How many lines in the records below contain the word "your"? Answer with the number only.

BEGIN Records for processing

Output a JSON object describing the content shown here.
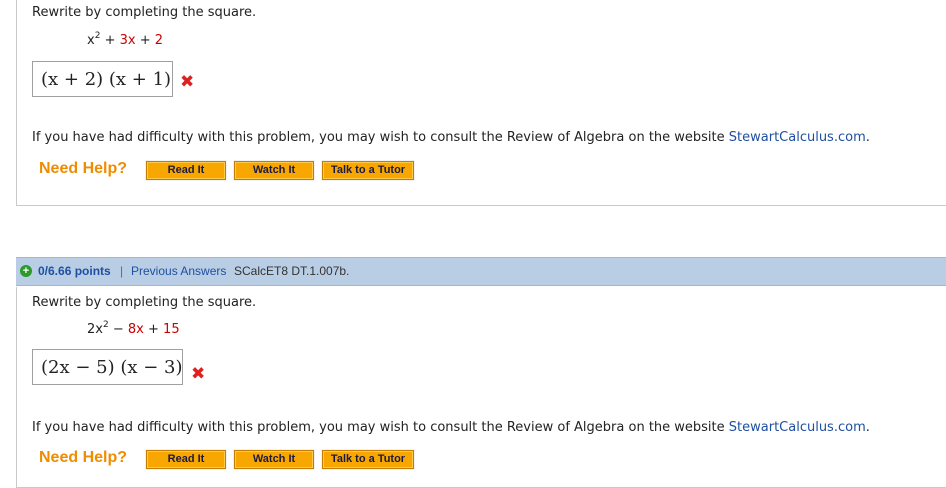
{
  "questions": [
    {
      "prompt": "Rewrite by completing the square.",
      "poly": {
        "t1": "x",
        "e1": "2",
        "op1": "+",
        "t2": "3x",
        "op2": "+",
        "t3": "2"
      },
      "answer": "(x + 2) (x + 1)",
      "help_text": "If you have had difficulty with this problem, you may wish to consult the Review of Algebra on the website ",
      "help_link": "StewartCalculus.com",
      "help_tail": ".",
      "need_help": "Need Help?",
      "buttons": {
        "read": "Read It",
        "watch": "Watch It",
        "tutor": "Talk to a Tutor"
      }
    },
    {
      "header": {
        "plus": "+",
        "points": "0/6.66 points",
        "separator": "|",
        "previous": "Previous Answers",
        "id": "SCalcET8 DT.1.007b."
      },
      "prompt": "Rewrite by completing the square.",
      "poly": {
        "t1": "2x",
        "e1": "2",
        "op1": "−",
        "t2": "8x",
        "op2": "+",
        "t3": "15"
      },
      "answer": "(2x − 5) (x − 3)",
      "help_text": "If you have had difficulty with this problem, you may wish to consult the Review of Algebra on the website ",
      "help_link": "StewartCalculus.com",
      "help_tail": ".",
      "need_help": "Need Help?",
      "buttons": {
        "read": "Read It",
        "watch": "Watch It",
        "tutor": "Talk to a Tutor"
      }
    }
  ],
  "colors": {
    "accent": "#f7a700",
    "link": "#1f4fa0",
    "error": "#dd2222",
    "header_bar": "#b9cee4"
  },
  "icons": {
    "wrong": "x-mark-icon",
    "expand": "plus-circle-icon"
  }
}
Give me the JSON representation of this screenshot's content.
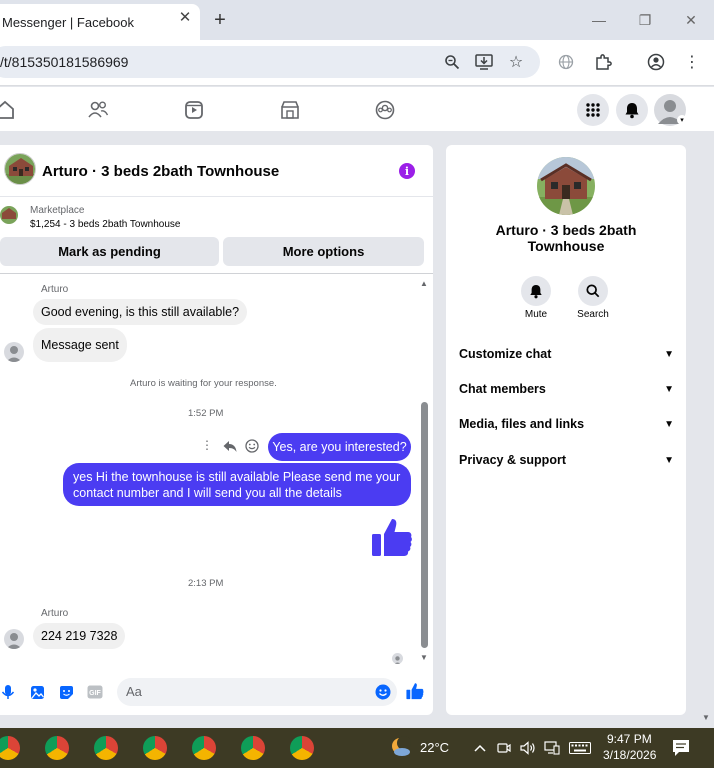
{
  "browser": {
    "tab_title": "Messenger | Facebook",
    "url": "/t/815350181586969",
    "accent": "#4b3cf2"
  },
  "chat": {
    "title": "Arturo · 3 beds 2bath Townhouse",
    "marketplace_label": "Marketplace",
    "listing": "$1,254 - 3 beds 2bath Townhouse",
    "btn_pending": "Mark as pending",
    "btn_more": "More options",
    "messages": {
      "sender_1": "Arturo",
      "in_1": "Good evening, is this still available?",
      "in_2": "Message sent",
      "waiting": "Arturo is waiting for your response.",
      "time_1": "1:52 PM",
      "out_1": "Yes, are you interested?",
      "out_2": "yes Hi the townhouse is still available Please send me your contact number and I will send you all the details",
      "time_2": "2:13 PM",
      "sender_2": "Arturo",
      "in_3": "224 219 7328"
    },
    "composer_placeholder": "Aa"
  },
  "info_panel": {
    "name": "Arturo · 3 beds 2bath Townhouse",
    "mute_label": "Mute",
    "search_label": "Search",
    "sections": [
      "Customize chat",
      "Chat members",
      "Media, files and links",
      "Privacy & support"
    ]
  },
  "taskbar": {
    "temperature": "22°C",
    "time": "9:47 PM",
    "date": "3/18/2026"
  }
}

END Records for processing

→ Result for this exercise
2